  • Banks are doing their best to keep up with the requests, so borrowers should try first to work with a bank where they enjoy an existing relationship. Staying in close touch with the banker is important; a strong relationship can help move the process along more quickly.
  • The banks all have their own notification processes, so borrowers should confirm with their bankers that their application is confirmed.

Once the process is completed, and the money is deposited in the borrower’s account, there are more traps and tricks to be aware of.

As Mike LaForge pointed out:

  • The funds are meant to offer “payroll protection” and must be used as such. In other words, the borrower must use at least 75% of the funds to cover payroll costs.Funds can also be used for occupancy expenses, including rent, utilities and perhaps telephone (and maybe IT – but is not yet determined).
  • The funds must be used within eight weeks of being received. Not two months; eight weeks consisting of 56 days.
  • Because PPP is intended to keep employees on the payroll and away from collecting unemployment compensation, head count is important. Keep track of head count as a way of verifying that the company qualifies for the loan.Reducing your headcount may reduce the amount of the loan forgiven
  • When it is time to apply for forgiveness, the borrower has responsibility to do so. All documentation will be needed at this point.Final rules on the process of obtaining loan forgiveness have not be provided by the SBA.

There was a general discussion of some of the additional nuances regarding PPP, but the main point is that there is limited guidance at this time from the SBA and many of the details remain unclear.

The final poll question asked, “When do you expect to recover?” 16% of the respondents said within the eight weeks of the PPP; 33% indicated within six months; 37% estimate recoveryone year and 14% said they have not been impacted!

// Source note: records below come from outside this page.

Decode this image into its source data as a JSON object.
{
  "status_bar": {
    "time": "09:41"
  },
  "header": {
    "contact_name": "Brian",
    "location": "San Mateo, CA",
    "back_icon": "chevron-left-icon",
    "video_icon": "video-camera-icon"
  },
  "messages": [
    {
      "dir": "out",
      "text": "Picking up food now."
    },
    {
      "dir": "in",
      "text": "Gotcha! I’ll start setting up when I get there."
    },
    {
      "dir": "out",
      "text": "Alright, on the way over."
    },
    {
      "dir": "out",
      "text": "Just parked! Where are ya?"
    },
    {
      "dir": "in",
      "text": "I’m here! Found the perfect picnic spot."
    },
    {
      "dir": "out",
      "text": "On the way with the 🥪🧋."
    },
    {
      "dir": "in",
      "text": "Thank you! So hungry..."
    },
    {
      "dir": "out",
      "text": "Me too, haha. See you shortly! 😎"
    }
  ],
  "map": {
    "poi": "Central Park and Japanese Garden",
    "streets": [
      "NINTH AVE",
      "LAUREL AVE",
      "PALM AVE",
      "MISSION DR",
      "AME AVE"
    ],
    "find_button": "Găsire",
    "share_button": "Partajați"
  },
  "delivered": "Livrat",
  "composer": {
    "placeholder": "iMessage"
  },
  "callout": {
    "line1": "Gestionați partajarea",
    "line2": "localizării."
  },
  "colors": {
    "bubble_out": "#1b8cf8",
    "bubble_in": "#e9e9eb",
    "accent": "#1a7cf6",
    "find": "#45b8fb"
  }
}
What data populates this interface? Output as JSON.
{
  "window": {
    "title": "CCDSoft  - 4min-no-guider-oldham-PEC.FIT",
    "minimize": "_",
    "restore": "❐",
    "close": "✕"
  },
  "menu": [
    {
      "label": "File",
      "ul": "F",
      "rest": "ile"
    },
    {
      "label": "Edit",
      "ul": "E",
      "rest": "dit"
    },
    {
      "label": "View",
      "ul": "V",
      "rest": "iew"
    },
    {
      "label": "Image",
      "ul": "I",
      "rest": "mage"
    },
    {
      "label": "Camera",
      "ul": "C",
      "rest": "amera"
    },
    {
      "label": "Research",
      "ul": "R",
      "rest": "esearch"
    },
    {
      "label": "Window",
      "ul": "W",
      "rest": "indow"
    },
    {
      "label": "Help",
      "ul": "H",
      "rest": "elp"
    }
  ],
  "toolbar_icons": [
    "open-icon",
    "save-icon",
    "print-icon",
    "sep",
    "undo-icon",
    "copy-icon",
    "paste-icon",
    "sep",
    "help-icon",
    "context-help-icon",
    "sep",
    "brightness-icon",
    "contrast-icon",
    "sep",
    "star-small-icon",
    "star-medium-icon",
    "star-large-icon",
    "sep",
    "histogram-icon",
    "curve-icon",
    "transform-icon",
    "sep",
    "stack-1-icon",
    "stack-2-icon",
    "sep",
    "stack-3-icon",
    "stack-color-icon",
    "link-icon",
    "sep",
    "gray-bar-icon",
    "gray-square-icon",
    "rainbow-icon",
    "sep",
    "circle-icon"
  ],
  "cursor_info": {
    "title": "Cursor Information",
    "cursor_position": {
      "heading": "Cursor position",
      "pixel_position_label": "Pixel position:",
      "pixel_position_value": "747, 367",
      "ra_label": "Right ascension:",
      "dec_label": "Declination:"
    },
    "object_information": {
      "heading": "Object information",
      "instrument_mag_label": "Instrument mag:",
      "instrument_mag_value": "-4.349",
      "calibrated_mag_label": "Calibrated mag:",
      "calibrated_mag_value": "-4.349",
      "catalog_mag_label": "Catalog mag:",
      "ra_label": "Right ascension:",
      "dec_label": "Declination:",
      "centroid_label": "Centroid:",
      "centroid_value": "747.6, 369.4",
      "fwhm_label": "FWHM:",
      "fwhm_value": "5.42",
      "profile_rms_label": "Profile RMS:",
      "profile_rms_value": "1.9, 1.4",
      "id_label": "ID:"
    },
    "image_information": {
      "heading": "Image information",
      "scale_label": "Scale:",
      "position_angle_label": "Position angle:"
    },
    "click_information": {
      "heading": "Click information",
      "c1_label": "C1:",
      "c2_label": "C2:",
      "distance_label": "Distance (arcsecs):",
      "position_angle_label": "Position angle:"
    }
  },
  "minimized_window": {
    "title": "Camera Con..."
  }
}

SobelCo will continue to present information and keep the business community educated and prepared whenever possible.